Count the lines in the records below that contain the word "Workshop", and reply with only that number.
═══
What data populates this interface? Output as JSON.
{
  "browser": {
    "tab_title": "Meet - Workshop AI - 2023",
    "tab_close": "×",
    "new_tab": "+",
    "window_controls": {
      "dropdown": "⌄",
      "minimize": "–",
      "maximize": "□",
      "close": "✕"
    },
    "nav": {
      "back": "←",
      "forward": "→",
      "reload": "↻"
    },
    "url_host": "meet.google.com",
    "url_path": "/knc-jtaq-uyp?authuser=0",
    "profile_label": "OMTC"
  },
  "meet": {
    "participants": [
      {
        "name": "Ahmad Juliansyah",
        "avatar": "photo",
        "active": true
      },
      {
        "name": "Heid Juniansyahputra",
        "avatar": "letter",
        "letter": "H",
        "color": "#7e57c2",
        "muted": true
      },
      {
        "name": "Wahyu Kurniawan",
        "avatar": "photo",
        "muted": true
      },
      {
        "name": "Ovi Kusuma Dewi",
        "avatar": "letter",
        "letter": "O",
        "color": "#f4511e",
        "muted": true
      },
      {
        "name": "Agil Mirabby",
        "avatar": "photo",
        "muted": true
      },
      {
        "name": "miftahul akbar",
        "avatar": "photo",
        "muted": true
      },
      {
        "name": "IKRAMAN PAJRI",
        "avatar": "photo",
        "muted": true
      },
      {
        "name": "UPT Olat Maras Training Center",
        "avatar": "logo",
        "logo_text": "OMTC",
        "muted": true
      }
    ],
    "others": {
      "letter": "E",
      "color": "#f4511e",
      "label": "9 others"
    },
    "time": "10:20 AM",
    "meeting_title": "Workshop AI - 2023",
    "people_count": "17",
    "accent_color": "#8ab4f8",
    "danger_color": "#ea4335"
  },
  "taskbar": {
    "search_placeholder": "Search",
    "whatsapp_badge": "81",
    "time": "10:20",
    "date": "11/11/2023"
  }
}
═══
■ Answer to the exercise
2